Fine Tolerance and the North West Passage. Newsletter No 2
Fine Tolerance and the North West Passage.
Newsletter No 2.
Position : 70 deg 40 mins North. 160 deg 32 mins West.
We have passed a few personal milestones this past week. First the crossing of the Arctic circle, then the crossing of the seventieth parallel.

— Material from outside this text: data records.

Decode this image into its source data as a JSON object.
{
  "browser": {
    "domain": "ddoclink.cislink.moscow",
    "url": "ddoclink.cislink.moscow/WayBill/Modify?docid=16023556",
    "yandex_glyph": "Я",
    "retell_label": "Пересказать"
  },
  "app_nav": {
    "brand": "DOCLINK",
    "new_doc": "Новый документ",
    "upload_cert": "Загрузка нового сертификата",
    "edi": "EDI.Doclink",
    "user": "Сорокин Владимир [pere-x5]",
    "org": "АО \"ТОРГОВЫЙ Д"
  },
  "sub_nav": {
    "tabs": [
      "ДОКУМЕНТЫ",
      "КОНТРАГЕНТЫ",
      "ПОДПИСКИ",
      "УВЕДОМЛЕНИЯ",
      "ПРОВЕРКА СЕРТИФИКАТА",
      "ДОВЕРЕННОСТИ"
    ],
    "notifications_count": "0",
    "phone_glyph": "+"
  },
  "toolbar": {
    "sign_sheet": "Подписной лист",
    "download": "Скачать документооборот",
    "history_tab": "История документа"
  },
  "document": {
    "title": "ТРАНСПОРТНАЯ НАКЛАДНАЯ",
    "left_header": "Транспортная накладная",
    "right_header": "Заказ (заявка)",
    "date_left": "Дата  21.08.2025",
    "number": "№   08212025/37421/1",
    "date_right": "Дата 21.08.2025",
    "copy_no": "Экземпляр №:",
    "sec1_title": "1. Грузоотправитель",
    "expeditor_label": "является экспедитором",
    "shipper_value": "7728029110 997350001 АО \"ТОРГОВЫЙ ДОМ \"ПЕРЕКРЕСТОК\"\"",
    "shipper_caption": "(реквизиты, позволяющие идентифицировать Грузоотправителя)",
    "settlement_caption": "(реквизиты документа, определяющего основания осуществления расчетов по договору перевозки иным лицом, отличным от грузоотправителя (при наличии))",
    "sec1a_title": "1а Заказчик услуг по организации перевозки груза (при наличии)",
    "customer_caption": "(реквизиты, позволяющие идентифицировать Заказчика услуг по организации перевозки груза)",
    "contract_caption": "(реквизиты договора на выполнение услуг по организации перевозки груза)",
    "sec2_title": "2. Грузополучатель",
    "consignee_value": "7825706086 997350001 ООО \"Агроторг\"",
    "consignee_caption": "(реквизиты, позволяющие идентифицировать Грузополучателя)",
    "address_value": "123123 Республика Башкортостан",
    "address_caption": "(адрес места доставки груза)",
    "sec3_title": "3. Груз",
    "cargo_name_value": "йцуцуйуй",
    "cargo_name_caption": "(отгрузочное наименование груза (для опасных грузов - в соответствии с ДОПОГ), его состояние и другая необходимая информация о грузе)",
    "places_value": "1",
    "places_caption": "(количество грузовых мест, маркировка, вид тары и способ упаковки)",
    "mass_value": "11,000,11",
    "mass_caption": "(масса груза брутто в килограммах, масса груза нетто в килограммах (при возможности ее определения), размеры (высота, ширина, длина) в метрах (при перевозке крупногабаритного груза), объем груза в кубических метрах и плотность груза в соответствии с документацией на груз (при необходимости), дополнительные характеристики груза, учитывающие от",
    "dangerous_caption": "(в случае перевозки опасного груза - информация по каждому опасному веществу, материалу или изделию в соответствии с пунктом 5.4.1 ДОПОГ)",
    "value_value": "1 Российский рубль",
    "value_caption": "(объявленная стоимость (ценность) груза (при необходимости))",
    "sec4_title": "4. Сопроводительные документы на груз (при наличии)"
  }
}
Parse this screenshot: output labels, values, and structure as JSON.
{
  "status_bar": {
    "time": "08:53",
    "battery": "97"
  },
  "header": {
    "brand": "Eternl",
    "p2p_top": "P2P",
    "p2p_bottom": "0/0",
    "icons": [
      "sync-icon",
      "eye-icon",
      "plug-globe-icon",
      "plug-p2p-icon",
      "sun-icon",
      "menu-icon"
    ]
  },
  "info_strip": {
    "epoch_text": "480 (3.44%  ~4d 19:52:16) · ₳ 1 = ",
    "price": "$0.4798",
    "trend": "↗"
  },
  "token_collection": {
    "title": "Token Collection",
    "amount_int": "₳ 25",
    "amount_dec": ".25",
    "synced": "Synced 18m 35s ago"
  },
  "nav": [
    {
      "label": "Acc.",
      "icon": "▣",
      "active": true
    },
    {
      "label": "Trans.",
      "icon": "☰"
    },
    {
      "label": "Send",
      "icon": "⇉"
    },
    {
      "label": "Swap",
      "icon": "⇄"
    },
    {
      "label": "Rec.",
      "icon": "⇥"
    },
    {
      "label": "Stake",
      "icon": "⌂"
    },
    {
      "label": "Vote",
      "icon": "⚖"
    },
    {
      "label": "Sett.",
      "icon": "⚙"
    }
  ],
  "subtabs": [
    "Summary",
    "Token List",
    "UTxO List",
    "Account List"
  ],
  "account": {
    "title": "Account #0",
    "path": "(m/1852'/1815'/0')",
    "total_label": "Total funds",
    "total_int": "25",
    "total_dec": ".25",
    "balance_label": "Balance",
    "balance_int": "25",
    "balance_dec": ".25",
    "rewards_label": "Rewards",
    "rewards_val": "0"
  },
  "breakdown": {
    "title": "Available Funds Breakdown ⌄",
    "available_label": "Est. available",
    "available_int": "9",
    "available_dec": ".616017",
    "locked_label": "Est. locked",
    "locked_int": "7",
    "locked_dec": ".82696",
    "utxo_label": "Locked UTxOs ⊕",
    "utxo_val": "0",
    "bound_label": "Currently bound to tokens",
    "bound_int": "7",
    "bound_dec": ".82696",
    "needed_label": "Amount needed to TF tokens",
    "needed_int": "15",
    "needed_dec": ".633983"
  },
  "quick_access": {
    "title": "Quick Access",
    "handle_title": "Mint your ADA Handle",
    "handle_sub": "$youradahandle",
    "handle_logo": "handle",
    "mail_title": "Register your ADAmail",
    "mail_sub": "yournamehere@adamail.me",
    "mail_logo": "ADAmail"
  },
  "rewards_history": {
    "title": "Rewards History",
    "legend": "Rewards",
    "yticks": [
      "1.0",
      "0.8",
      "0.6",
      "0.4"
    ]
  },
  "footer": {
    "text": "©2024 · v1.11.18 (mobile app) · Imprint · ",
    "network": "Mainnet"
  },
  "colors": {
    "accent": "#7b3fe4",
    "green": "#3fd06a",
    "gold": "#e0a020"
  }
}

We hoisted anchor and departed Port Clarence in fine clear weather with a light breeze that soon departed which made us turn the engine on. Ahead we could see Big and Small Diomede Island. There is only a few miles between these islands through which runs the border between Russia and the USA. At times in the distance we could see the mountains of Siberia. We passed the Eskimo village of Wales and then crossed the Arctic Circle which we toasted with the customary nip of rum and a toast to old King Neptune. We then kept heading on north, passing Cape Hope on which there is another small Eskimo settlement and then Cape Lisbourne which still has a manned D.E.W. (Distant Early Warning) station on it's peak. During the cold war with the USSR, the USA set up a whole series of these stations to give them warning of any missile attack. From there we continued North East towards Icy Cape and our selected anchorage of Peard Bay, about 45 nm short of Barrow. We had been sailing for the past few days but once again the wind died, just before Icy Cape, and once more we fired up the engine, just ticking it over, still with sails set.. One hour later the engine stopped stone dead. Panic stations! I rushed down below suspecting the gearbox but everything seemed in order. Then I figured out that it was something around the prop that had stalled the engine. Returning topsides and looking behind we noted a huge trail of green netting stretching back 50 meters or so. We are at present carrying more spares and equipment than we have ever carried, including even a chainsaw to cut us free from thin ice but dive tanks were never seriously on the list. We tried to haul the net on board but there was just too much of it and as it was all twisted up into large rolls and clumps it was way too heavy as well. In the end we just hacked and cut it free. We then tied the remaining section that was still tangled around the prop to one side of the boat and I donned my thin summer surfers short-john wetsuit, OK in temperate waters but wholly inadequate for these waters. Strapping a polartech hat to my head to try and minimise heat loss I jumped in. At least the water was crystal clear. The net was a huge tangled mess all around the propeller. I dove and tried to slice it way, but after just a few dives the cold and exhaustion got me and I climbed back aboard, put on warm clothes and went below to the heater to warm up and recover. We have survival suits on board, a necessity in these waters, more so than a life raft. I got one out and Liz helped me climb into it. After the lightweight wet suit it was very comfortable and warm when I entered the water in it but the built in reserve buoyancy prevented me from sinking under the boat. Once again I donned the wetsuit and jumped in but once again cold and exhaustion got to me. So far I had barely made an impression on the tangle. Some more thinking time passed with me recovering once again in front of the heater. It is not possible to sail through the North West Passage without an engine. An engine is required at times to push and shove icebergs out of the way, etc. The only sailboat in history to sail through the North West Passage was two Americans in a Hobie Cat in 1988. It took them three summers of hard sailing and hauling the Hobie Cat over the blocking sections of ice. Their story is available in the book "Polar Passages" Our options were (1) to head for Barrow and hope that there was a diver or dive tanks available. A quick call on the satellite phone put paid to that idea. We were told that there was next to no possibility that there would be any scuba gear in Barrow. (The ice shelf is at present 11 nm off of Barrow which has no port, just an open roadstead. As with nearly all the communities around this area of the world there are no jetties or wharfs as whatever is built on the shore in summer the ice destroys come winter,) (2) to sail back to Nome. We had secured the net up the side of the boat away from the rudder so we still had steerage and of course sail power. Nome is now over 450 nm back and to backtrack that far would in all likelihood stop any chance of getting back up here for the small window of opportunity when the ice frees up enough to get through. (3) we knew through another sailer that a Canadian Ice Breaker was due up here around now. We had been given the Captains card, what providence, so we sent of an email telling of our plight and asking for any suggestions and whether they could perhaps, if they are in the area, lend us a dive tank for 30 minutes. This morning we received a reply saying that they were only 290 nm away and heading in our direction and would be here in 48 hours but that they did not have any dive gear on board. Their suggestion is that it may be possible to lift up our stern to expose the propeller and to cut away the net by using their 20 ton crane which is on their aft deck. We are presently hove to waiting for their arrival tomorrow to see if this is possible. We'll let you know what happens. Other than this small setback we are both fit and well and in good spirits.
Yours Phil and Liz